This November I am posting to Facebook what I am grateful for each and every day. Yesterday, my heart was stirred enough that I felt that a blog post would be a better way to explain what I am grateful for because this just isn’t going to fit in a sentence or two!Yesterday was the Parent Visitation Day at my younger kid’s school. Mikayla is in 4th grade and I had a wonderful time seeing her classroom, talking to her teacher more and helping her with a Thanksgiving work packet. We got done a few minutes early and I asked what she normally does when she is done with her work early and she said she writes in her journal. It is a private notebook that the students can write whatever they want; something that is not graded but rather a place to pour out their thoughts. Mikayla said she wanted to share it with me. I opened it up and it took everything in me not to start sobbing like a baby. Filling the lines of the first few pages was the story of her life, one where the beginning was marked by the time that we began fostering. The words that filled the pages, some misspelled (which somehow made it even more sweet) were how she loved all the children that have come into our home. She wrote about having “Z” come to our house and he was so cute and she loved to hold him. She wrote of the first night our foster daughter came to our house and was scared, so Mikayla let her crawl up to her bed and so she could comfort her. She shares about the task of packing the beautiful girl’s stuff up almost a year later so she could go live with her brother. She said how much she loved her and how laid with her again, giving her all the love that she could take with her. The bookend of “J’s “ time with us: covered in Mikayla’s love and protection.
It reminded me that when people heard that we were going to be foster parents, not all were thrilled. Many worried about what that would mean for our other children. Would it be right to bring another child in our home that would need so much attention (and therefore take attention away from our own children)? Would it be right to expose our children to the broken world we live in? They would come to know about parents who abuse their children, about families ripped apart by domestic violence or drug use. They would learn about the justice system, court cases, incarcerated parents, etc. Shouldn’t we just shield them from that until they are older? Then what happens when a child leaves, aren’t you setting your children up for grief they cannot handle?
Folks, we don’t give our kids enough credit. I have watched God work through my children to minister to children and adults who are broken. I have seen how our own sin and brokenness has come to the forefront and how God has used our experiences through foster care and adoption to try and mold us and make us into the people we were created to be. I have seen Jesus in action. Are Craig and I perfect, heck no!! Are my kids perfect, a big NOPE to that too. But God works through our weaknesses as well as our strengths.

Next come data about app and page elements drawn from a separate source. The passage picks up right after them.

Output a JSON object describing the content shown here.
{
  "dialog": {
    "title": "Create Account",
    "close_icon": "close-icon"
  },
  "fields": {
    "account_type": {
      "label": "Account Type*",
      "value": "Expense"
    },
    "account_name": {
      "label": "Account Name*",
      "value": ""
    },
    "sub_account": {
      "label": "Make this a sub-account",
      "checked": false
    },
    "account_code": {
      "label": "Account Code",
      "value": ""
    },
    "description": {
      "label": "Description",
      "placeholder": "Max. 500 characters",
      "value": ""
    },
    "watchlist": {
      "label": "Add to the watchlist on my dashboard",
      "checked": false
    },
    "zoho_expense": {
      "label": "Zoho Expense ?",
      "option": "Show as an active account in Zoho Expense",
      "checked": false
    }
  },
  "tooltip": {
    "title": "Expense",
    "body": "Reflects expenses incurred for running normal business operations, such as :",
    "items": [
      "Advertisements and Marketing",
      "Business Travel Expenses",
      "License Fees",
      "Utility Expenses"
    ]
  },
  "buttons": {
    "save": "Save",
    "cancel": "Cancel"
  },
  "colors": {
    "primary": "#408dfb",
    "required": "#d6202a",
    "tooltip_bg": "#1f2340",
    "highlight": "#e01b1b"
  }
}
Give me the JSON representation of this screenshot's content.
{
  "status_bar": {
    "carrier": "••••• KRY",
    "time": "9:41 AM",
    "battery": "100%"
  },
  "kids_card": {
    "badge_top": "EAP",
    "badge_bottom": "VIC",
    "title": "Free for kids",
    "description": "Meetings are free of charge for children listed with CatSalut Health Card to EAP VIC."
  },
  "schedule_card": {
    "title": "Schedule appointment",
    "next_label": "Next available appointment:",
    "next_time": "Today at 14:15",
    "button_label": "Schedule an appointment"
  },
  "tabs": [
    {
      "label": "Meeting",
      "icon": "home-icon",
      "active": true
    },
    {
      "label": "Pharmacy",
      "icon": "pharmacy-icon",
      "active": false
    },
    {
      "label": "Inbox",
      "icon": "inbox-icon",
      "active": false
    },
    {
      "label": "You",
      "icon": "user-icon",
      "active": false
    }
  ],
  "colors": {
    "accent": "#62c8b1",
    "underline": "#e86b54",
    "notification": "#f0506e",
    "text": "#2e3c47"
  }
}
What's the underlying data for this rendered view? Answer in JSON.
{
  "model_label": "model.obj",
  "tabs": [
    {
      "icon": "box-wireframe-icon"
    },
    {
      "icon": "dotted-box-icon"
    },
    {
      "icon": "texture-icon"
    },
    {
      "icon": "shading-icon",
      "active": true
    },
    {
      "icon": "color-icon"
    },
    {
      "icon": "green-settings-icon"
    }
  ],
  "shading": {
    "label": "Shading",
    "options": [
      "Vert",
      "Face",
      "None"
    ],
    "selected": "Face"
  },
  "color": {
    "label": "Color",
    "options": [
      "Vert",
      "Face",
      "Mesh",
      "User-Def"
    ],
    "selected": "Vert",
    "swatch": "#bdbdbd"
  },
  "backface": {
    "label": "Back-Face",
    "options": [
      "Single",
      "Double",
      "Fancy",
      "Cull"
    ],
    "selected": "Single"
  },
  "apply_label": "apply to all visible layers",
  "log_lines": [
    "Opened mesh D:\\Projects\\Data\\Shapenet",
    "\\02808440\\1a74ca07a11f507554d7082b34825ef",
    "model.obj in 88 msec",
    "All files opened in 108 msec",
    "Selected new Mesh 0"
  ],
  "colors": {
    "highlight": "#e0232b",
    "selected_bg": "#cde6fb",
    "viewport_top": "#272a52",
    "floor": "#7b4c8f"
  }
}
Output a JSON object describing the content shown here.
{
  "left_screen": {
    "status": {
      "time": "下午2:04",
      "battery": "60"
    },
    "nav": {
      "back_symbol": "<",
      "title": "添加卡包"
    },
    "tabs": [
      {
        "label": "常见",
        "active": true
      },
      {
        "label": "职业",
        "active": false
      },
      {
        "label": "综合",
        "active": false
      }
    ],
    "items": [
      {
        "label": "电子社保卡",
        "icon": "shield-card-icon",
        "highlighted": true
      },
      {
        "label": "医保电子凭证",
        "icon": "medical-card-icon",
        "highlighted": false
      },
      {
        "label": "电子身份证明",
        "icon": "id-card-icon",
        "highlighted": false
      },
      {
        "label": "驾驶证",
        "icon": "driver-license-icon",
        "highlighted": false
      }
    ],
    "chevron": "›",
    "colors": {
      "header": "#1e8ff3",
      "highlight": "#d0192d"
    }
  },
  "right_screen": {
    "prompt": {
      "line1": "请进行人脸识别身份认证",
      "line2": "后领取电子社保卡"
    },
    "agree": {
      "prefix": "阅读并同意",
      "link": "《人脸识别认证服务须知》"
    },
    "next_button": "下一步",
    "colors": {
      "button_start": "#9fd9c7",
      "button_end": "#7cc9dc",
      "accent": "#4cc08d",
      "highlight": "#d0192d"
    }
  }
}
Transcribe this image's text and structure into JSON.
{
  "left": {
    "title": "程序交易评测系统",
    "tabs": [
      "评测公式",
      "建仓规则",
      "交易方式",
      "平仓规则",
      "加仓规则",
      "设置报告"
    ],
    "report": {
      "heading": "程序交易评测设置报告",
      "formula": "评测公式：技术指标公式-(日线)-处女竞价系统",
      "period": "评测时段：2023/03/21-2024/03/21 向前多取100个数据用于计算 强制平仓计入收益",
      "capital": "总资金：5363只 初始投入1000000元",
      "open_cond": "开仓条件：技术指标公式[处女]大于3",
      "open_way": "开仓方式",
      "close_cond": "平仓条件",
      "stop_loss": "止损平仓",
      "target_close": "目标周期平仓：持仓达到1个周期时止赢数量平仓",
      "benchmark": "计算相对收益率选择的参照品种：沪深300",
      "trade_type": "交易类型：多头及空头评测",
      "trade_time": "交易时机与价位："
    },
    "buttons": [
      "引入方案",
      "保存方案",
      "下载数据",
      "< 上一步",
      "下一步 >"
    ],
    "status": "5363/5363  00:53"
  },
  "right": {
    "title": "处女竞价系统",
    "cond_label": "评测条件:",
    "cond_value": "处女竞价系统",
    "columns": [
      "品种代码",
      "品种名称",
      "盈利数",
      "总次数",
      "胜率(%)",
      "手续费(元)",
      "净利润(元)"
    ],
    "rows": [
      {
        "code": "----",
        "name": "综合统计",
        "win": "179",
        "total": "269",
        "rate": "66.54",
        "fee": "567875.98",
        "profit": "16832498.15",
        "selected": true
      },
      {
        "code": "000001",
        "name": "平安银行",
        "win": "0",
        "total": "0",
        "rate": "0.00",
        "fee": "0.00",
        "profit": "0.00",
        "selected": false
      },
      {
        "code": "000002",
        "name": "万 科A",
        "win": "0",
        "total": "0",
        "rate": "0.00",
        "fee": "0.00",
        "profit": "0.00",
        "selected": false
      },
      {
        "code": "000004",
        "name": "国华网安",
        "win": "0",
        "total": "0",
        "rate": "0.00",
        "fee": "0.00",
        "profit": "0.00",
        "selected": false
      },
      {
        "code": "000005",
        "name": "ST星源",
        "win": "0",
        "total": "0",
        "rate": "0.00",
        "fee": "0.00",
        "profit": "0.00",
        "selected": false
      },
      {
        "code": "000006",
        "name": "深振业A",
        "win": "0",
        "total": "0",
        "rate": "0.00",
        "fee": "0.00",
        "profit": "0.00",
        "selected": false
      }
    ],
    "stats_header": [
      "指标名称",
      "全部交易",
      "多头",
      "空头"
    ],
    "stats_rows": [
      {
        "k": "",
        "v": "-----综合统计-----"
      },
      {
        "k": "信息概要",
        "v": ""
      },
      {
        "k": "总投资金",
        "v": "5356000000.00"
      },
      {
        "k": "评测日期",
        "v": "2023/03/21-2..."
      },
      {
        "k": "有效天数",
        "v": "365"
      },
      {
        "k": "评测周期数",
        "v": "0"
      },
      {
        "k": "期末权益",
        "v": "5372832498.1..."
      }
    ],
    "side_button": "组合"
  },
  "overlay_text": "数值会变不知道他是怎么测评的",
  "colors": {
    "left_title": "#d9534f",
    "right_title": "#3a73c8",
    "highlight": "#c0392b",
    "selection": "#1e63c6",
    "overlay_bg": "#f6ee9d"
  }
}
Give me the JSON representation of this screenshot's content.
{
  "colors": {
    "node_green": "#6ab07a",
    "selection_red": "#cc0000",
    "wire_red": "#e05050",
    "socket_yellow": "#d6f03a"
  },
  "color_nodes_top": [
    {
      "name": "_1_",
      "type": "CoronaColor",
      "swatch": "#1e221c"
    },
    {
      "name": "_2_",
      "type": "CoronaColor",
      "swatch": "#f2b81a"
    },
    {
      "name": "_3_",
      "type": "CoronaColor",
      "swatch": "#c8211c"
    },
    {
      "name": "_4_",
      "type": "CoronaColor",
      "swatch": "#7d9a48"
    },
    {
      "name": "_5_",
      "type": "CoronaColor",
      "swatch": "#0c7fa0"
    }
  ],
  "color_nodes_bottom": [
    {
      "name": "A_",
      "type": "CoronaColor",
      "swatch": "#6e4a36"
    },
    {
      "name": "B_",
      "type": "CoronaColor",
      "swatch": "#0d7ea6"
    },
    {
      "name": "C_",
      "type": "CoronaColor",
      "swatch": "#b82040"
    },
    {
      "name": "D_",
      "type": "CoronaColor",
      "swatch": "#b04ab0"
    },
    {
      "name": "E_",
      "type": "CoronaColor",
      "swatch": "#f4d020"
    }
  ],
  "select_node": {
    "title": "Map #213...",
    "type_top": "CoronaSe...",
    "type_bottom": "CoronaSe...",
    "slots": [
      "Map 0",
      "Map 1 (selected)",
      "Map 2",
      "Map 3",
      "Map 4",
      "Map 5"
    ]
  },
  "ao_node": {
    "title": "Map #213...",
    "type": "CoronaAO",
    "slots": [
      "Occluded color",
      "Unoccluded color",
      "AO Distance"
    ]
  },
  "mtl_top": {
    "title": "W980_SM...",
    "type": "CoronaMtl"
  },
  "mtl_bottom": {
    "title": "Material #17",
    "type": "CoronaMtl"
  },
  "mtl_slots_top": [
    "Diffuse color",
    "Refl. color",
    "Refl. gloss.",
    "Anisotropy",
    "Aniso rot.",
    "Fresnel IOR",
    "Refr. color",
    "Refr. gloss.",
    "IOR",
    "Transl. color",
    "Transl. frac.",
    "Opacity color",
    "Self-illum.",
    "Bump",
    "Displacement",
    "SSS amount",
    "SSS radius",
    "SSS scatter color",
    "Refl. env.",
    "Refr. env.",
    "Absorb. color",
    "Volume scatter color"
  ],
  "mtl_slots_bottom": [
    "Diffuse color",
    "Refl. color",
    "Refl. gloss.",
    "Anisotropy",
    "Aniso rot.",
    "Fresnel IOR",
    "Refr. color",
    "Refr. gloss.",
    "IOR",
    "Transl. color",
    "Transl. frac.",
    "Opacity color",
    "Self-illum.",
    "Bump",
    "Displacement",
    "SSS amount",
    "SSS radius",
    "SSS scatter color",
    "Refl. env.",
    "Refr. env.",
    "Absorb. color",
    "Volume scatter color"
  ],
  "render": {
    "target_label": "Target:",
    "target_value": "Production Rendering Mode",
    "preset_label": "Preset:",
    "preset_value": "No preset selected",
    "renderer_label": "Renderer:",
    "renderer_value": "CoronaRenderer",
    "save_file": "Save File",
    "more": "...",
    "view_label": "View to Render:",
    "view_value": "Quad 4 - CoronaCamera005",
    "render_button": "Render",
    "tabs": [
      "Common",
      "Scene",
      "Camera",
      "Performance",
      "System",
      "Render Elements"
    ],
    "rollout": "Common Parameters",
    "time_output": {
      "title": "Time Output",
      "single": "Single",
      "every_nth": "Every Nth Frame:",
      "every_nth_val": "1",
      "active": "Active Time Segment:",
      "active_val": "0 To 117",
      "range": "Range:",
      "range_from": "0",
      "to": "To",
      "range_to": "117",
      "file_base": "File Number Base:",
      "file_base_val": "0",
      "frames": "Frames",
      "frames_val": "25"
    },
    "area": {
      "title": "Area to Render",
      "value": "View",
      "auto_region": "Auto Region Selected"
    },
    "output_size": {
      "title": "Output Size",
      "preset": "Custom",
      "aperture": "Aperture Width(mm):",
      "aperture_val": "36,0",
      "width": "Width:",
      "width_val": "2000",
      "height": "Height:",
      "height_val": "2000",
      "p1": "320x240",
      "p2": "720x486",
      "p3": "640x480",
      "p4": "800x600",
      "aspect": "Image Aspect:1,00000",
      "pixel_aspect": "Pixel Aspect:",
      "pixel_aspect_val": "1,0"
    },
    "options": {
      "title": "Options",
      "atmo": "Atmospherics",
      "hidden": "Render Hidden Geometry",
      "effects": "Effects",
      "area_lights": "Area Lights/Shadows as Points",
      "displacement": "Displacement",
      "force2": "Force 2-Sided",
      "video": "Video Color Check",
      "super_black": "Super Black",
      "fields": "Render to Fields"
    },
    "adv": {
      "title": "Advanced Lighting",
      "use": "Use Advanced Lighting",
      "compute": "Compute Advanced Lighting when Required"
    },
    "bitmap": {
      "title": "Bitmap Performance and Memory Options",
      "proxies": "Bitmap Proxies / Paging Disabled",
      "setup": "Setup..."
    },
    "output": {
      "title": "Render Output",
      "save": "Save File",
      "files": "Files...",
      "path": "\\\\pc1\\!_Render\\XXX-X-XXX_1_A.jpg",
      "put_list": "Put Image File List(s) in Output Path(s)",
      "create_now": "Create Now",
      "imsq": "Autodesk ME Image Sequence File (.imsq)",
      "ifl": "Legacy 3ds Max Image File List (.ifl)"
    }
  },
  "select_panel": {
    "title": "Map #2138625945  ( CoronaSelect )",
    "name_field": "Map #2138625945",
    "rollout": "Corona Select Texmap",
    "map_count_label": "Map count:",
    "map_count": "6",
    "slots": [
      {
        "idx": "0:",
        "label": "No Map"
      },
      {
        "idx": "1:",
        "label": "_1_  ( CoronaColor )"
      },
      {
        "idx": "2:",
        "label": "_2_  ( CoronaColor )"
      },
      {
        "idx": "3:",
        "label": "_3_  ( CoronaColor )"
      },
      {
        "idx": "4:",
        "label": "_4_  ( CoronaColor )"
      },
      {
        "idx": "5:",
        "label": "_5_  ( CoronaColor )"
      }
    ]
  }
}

If you have thought about doing foster care and have thought that you couldn’t possibly do it because you have children at home, I encourage you to pray and think more about that. You definitely need to take into consideration your own unique children and family situation. I also don’t want people to hear that we sacrifice the safety of our own children to minister to others. There are several children who we had to say no to because I felt like the safety of my child(ren) could be compromised.
But give your children some credit. God has given ALL of us gifs that are to be used to glorify God and help others. So yesterday, today and every day, I am grateful that God is using us through foster care and adoption. I am not glad that these two things exist because they stem from the brokenness of humanity but they are a constant reminder of God’s grace and the redemption that is possible through Him. I will always treasure what I read yesterday. It was a lesson for me too and a reminder of how great God is.